Start of Data for processing

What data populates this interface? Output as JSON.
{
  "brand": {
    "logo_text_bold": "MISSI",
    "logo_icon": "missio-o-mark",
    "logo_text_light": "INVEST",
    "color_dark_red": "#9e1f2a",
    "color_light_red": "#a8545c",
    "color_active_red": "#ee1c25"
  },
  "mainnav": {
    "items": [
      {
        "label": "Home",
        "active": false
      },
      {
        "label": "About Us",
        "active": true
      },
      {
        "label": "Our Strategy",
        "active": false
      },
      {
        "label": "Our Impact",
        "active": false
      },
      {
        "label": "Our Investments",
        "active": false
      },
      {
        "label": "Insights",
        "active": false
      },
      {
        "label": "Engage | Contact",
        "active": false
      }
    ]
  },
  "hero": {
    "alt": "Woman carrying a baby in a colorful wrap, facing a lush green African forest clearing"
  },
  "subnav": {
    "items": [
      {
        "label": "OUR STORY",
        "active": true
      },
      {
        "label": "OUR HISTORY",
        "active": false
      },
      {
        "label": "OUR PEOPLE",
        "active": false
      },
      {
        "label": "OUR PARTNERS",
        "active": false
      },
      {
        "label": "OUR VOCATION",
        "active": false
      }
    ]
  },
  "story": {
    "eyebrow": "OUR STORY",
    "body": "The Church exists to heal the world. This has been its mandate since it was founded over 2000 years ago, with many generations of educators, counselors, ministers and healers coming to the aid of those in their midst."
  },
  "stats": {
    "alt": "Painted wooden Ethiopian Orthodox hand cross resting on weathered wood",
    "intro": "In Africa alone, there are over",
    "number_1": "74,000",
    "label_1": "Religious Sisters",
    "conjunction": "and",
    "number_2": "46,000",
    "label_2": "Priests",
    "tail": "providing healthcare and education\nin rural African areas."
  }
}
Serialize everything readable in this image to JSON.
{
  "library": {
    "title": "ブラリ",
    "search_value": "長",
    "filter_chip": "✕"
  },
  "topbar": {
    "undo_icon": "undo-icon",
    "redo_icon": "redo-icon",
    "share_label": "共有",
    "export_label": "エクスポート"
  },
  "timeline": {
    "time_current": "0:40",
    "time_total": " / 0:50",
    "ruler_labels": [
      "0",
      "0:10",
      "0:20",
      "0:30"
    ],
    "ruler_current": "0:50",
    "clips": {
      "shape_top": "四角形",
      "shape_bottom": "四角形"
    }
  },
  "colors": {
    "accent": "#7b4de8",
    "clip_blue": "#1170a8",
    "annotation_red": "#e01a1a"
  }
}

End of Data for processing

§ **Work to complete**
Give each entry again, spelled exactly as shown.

§ **Result for this task**
What data populates this interface? Output as JSON.
{
  "brand": {
    "logo_text_bold": "MISSI",
    "logo_icon": "missio-o-mark",
    "logo_text_light": "INVEST",
    "color_dark_red": "#9e1f2a",
    "color_light_red": "#a8545c",
    "color_active_red": "#ee1c25"
  },
  "mainnav": {
    "items": [
      {
        "label": "Home",
        "active": false
      },
      {
        "label": "About Us",
        "active": true
      },
      {
        "label": "Our Strategy",
        "active": false
      },
      {
        "label": "Our Impact",
        "active": false
      },
      {
        "label": "Our Investments",
        "active": false
      },
      {
        "label": "Insights",
        "active": false
      },
      {
        "label": "Engage | Contact",
        "active": false
      }
    ]
  },
  "hero": {
    "alt": "Woman carrying a baby in a colorful wrap, facing a lush green African forest clearing"
  },
  "subnav": {
    "items": [
      {
        "label": "OUR STORY",
        "active": true
      },
      {
        "label": "OUR HISTORY",
        "active": false
      },
      {
        "label": "OUR PEOPLE",
        "active": false
      },
      {
        "label": "OUR PARTNERS",
        "active": false
      },
      {
        "label": "OUR VOCATION",
        "active": false
      }
    ]
  },
  "story": {
    "eyebrow": "OUR STORY",
    "body": "The Church exists to heal the world. This has been its mandate since it was founded over 2000 years ago, with many generations of educators, counselors, ministers and healers coming to the aid of those in their midst."
  },
  "stats": {
    "alt": "Painted wooden Ethiopian Orthodox hand cross resting on weathered wood",
    "intro": "In Africa alone, there are over",
    "number_1": "74,000",
    "label_1": "Religious Sisters",
    "conjunction": "and",
    "number_2": "46,000",
    "label_2": "Priests",
    "tail": "providing healthcare and education\nin rural African areas."
  }
}
Serialize everything readable in this image to JSON.
{
  "library": {
    "title": "ブラリ",
    "search_value": "長",
    "filter_chip": "✕"
  },
  "topbar": {
    "undo_icon": "undo-icon",
    "redo_icon": "redo-icon",
    "share_label": "共有",
    "export_label": "エクスポート"
  },
  "timeline": {
    "time_current": "0:40",
    "time_total": " / 0:50",
    "ruler_labels": [
      "0",
      "0:10",
      "0:20",
      "0:30"
    ],
    "ruler_current": "0:50",
    "clips": {
      "shape_top": "四角形",
      "shape_bottom": "四角形"
    }
  },
  "colors": {
    "accent": "#7b4de8",
    "clip_blue": "#1170a8",
    "annotation_red": "#e01a1a"
  }
}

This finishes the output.